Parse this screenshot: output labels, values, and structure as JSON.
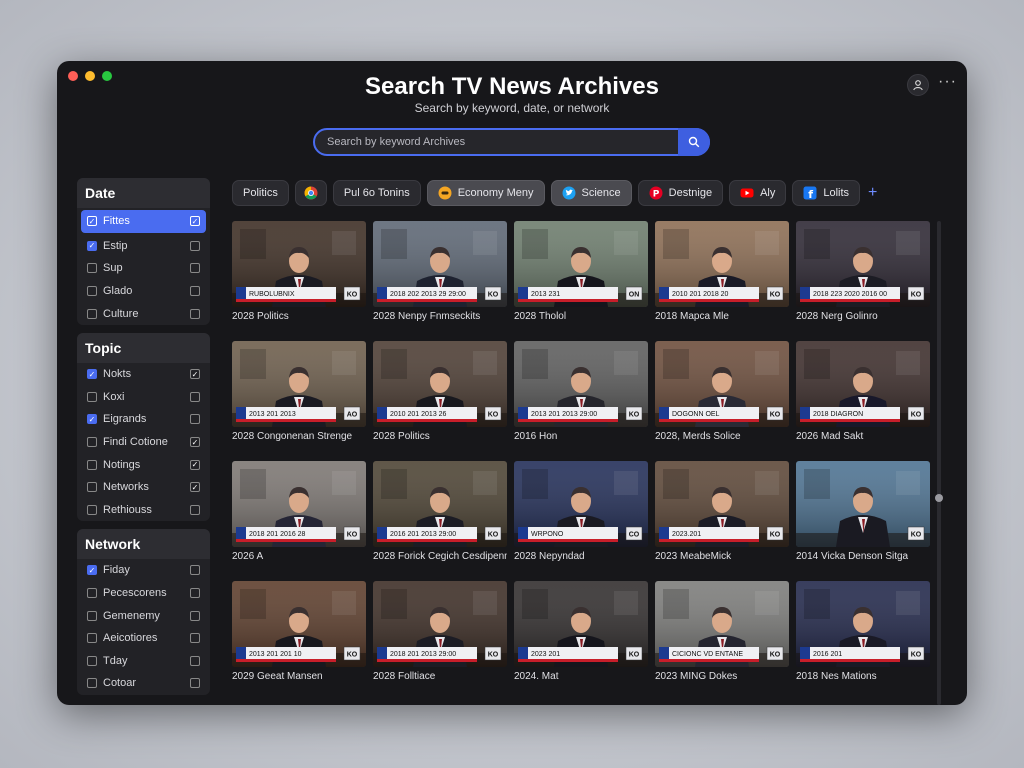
{
  "header": {
    "title": "Search TV News Archives",
    "subtitle": "Search by keyword, date, or network"
  },
  "search": {
    "placeholder": "Search by keyword Archives",
    "value": ""
  },
  "sidebar": {
    "sections": [
      {
        "title": "Date",
        "items": [
          {
            "label": "Fittes",
            "left": true,
            "right": true,
            "active": true
          },
          {
            "label": "Estip",
            "left": true,
            "right": false
          },
          {
            "label": "Sup",
            "left": false,
            "right": false
          },
          {
            "label": "Glado",
            "left": false,
            "right": false
          },
          {
            "label": "Culture",
            "left": false,
            "right": false
          }
        ]
      },
      {
        "title": "Topic",
        "items": [
          {
            "label": "Nokts",
            "left": true,
            "right": true
          },
          {
            "label": "Koxi",
            "left": false,
            "right": false
          },
          {
            "label": "Eigrands",
            "left": true,
            "right": false
          },
          {
            "label": "Findi Cotione",
            "left": false,
            "right": true
          },
          {
            "label": "Notings",
            "left": false,
            "right": true
          },
          {
            "label": "Networks",
            "left": false,
            "right": true
          },
          {
            "label": "Rethiouss",
            "left": false,
            "right": false
          }
        ]
      },
      {
        "title": "Network",
        "items": [
          {
            "label": "Fiday",
            "left": true,
            "right": false
          },
          {
            "label": "Pecescorens",
            "left": false,
            "right": false
          },
          {
            "label": "Gemenemy",
            "left": false,
            "right": false
          },
          {
            "label": "Aeicotiores",
            "left": false,
            "right": false
          },
          {
            "label": "Tday",
            "left": false,
            "right": false
          },
          {
            "label": "Cotoar",
            "left": false,
            "right": false
          }
        ]
      }
    ]
  },
  "chips": [
    {
      "label": "Politics",
      "icon": "none"
    },
    {
      "label": "",
      "icon": "chrome-icon"
    },
    {
      "label": "Pul 6o Tonins",
      "icon": "none"
    },
    {
      "label": "Economy Meny",
      "icon": "eye-icon",
      "selected": true
    },
    {
      "label": "Science",
      "icon": "twitter-icon",
      "selected": true
    },
    {
      "label": "Destnige",
      "icon": "pinterest-icon"
    },
    {
      "label": "Aly",
      "icon": "youtube-icon"
    },
    {
      "label": "Lolits",
      "icon": "facebook-icon"
    }
  ],
  "videos": [
    {
      "caption": "2028 Politics",
      "ticker": "RUBOLUBNIX",
      "badge": "KO",
      "bg": "#3a2a20",
      "suit": "#1a1a22"
    },
    {
      "caption": "2028 Nenpy Fnmseckits",
      "ticker": "2018 202 2013 29 29:00",
      "badge": "KO",
      "bg": "#5a6472",
      "suit": "#1e2230"
    },
    {
      "caption": "2028 Tholol",
      "ticker": "2013 231",
      "badge": "ON",
      "bg": "#6a7a6a",
      "suit": "#15151c"
    },
    {
      "caption": "2018 Mapca Mle",
      "ticker": "2010 201 2018 20",
      "badge": "KO",
      "bg": "#8a6a50",
      "suit": "#1a1a26"
    },
    {
      "caption": "2028 Nerg Golinro",
      "ticker": "2018 223 2020 2016 00",
      "badge": "KO",
      "bg": "#2a2430",
      "suit": "#1c1c24"
    },
    {
      "caption": "2028 Congonenan Strenge",
      "ticker": "2013 201 2013",
      "badge": "AO",
      "bg": "#6a5a48",
      "suit": "#1a1a22"
    },
    {
      "caption": "2028 Politics",
      "ticker": "2010 201 2013 26",
      "badge": "KO",
      "bg": "#4a3a30",
      "suit": "#18181e"
    },
    {
      "caption": "2016 Hon",
      "ticker": "2013 201 2013 29:00",
      "badge": "KO",
      "bg": "#5a5a5a",
      "suit": "#25252c"
    },
    {
      "caption": "2028, Merds Solice",
      "ticker": "DOGONN OEL",
      "badge": "KO",
      "bg": "#6a4a38",
      "suit": "#2a2a35"
    },
    {
      "caption": "2026 Mad Sakt",
      "ticker": "2018 DIAGRON",
      "badge": "KO",
      "bg": "#3a2a28",
      "suit": "#18182a"
    },
    {
      "caption": "2026 A",
      "ticker": "2018 201 2016 28",
      "badge": "KO",
      "bg": "#7a7470",
      "suit": "#252535"
    },
    {
      "caption": "2028 Forick Cegich Cesdipenn",
      "ticker": "2016 201 2013 29:00",
      "badge": "KO",
      "bg": "#4a4030",
      "suit": "#1c1c24"
    },
    {
      "caption": "2028 Nepyndad",
      "ticker": "WRPONO",
      "badge": "CO",
      "bg": "#1e2a55",
      "suit": "#1a1a22"
    },
    {
      "caption": "2023 MeabeMick",
      "ticker": "2023.201",
      "badge": "KO",
      "bg": "#5a4434",
      "suit": "#1c1c26"
    },
    {
      "caption": "2014 Vicka Denson Sitga",
      "ticker": "",
      "badge": "KO",
      "bg": "#4a7090",
      "suit": "#1a1a22"
    },
    {
      "caption": "2029 Geeat Mansen",
      "ticker": "2013 201 201 10",
      "badge": "KO",
      "bg": "#5a3a28",
      "suit": "#18181e"
    },
    {
      "caption": "2028 Folltiace",
      "ticker": "2018 201 2013 29:00",
      "badge": "KO",
      "bg": "#3a2a22",
      "suit": "#1c1c24"
    },
    {
      "caption": "2024. Mat",
      "ticker": "2023 201",
      "badge": "KO",
      "bg": "#2e2a2a",
      "suit": "#15151c"
    },
    {
      "caption": "2023 MING Dokes",
      "ticker": "CICIONC VD ENTANE",
      "badge": "KO",
      "bg": "#7a7a78",
      "suit": "#252530"
    },
    {
      "caption": "2018 Nes Mations",
      "ticker": "2016 201",
      "badge": "KO",
      "bg": "#1e2448",
      "suit": "#1a1a26"
    }
  ],
  "colors": {
    "accent": "#4a6cf0",
    "window_bg": "#17171a",
    "panel_bg": "#222226"
  }
}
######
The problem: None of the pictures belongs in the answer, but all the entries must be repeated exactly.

Reply to the task:
Parse this screenshot: output labels, values, and structure as JSON.
{
  "header": {
    "title": "Search TV News Archives",
    "subtitle": "Search by keyword, date, or network"
  },
  "search": {
    "placeholder": "Search by keyword Archives",
    "value": ""
  },
  "sidebar": {
    "sections": [
      {
        "title": "Date",
        "items": [
          {
            "label": "Fittes",
            "left": true,
            "right": true,
            "active": true
          },
          {
            "label": "Estip",
            "left": true,
            "right": false
          },
          {
            "label": "Sup",
            "left": false,
            "right": false
          },
          {
            "label": "Glado",
            "left": false,
            "right": false
          },
          {
            "label": "Culture",
            "left": false,
            "right": false
          }
        ]
      },
      {
        "title": "Topic",
        "items": [
          {
            "label": "Nokts",
            "left": true,
            "right": true
          },
          {
            "label": "Koxi",
            "left": false,
            "right": false
          },
          {
            "label": "Eigrands",
            "left": true,
            "right": false
          },
          {
            "label": "Findi Cotione",
            "left": false,
            "right": true
          },
          {
            "label": "Notings",
            "left": false,
            "right": true
          },
          {
            "label": "Networks",
            "left": false,
            "right": true
          },
          {
            "label": "Rethiouss",
            "left": false,
            "right": false
          }
        ]
      },
      {
        "title": "Network",
        "items": [
          {
            "label": "Fiday",
            "left": true,
            "right": false
          },
          {
            "label": "Pecescorens",
            "left": false,
            "right": false
          },
          {
            "label": "Gemenemy",
            "left": false,
            "right": false
          },
          {
            "label": "Aeicotiores",
            "left": false,
            "right": false
          },
          {
            "label": "Tday",
            "left": false,
            "right": false
          },
          {
            "label": "Cotoar",
            "left": false,
            "right": false
          }
        ]
      }
    ]
  },
  "chips": [
    {
      "label": "Politics",
      "icon": "none"
    },
    {
      "label": "",
      "icon": "chrome-icon"
    },
    {
      "label": "Pul 6o Tonins",
      "icon": "none"
    },
    {
      "label": "Economy Meny",
      "icon": "eye-icon",
      "selected": true
    },
    {
      "label": "Science",
      "icon": "twitter-icon",
      "selected": true
    },
    {
      "label": "Destnige",
      "icon": "pinterest-icon"
    },
    {
      "label": "Aly",
      "icon": "youtube-icon"
    },
    {
      "label": "Lolits",
      "icon": "facebook-icon"
    }
  ],
  "videos": [
    {
      "caption": "2028 Politics",
      "ticker": "RUBOLUBNIX",
      "badge": "KO",
      "bg": "#3a2a20",
      "suit": "#1a1a22"
    },
    {
      "caption": "2028 Nenpy Fnmseckits",
      "ticker": "2018 202 2013 29 29:00",
      "badge": "KO",
      "bg": "#5a6472",
      "suit": "#1e2230"
    },
    {
      "caption": "2028 Tholol",
      "ticker": "2013 231",
      "badge": "ON",
      "bg": "#6a7a6a",
      "suit": "#15151c"
    },
    {
      "caption": "2018 Mapca Mle",
      "ticker": "2010 201 2018 20",
      "badge": "KO",
      "bg": "#8a6a50",
      "suit": "#1a1a26"
    },
    {
      "caption": "2028 Nerg Golinro",
      "ticker": "2018 223 2020 2016 00",
      "badge": "KO",
      "bg": "#2a2430",
      "suit": "#1c1c24"
    },
    {
      "caption": "2028 Congonenan Strenge",
      "ticker": "2013 201 2013",
      "badge": "AO",
      "bg": "#6a5a48",
      "suit": "#1a1a22"
    },
    {
      "caption": "2028 Politics",
      "ticker": "2010 201 2013 26",
      "badge": "KO",
      "bg": "#4a3a30",
      "suit": "#18181e"
    },
    {
      "caption": "2016 Hon",
      "ticker": "2013 201 2013 29:00",
      "badge": "KO",
      "bg": "#5a5a5a",
      "suit": "#25252c"
    },
    {
      "caption": "2028, Merds Solice",
      "ticker": "DOGONN OEL",
      "badge": "KO",
      "bg": "#6a4a38",
      "suit": "#2a2a35"
    },
    {
      "caption": "2026 Mad Sakt",
      "ticker": "2018 DIAGRON",
      "badge": "KO",
      "bg": "#3a2a28",
      "suit": "#18182a"
    },
    {
      "caption": "2026 A",
      "ticker": "2018 201 2016 28",
      "badge": "KO",
      "bg": "#7a7470",
      "suit": "#252535"
    },
    {
      "caption": "2028 Forick Cegich Cesdipenn",
      "ticker": "2016 201 2013 29:00",
      "badge": "KO",
      "bg": "#4a4030",
      "suit": "#1c1c24"
    },
    {
      "caption": "2028 Nepyndad",
      "ticker": "WRPONO",
      "badge": "CO",
      "bg": "#1e2a55",
      "suit": "#1a1a22"
    },
    {
      "caption": "2023 MeabeMick",
      "ticker": "2023.201",
      "badge": "KO",
      "bg": "#5a4434",
      "suit": "#1c1c26"
    },
    {
      "caption": "2014 Vicka Denson Sitga",
      "ticker": "",
      "badge": "KO",
      "bg": "#4a7090",
      "suit": "#1a1a22"
    },
    {
      "caption": "2029 Geeat Mansen",
      "ticker": "2013 201 201 10",
      "badge": "KO",
      "bg": "#5a3a28",
      "suit": "#18181e"
    },
    {
      "caption": "2028 Folltiace",
      "ticker": "2018 201 2013 29:00",
      "badge": "KO",
      "bg": "#3a2a22",
      "suit": "#1c1c24"
    },
    {
      "caption": "2024. Mat",
      "ticker": "2023 201",
      "badge": "KO",
      "bg": "#2e2a2a",
      "suit": "#15151c"
    },
    {
      "caption": "2023 MING Dokes",
      "ticker": "CICIONC VD ENTANE",
      "badge": "KO",
      "bg": "#7a7a78",
      "suit": "#252530"
    },
    {
      "caption": "2018 Nes Mations",
      "ticker": "2016 201",
      "badge": "KO",
      "bg": "#1e2448",
      "suit": "#1a1a26"
    }
  ],
  "colors": {
    "accent": "#4a6cf0",
    "window_bg": "#17171a",
    "panel_bg": "#222226"
  }
}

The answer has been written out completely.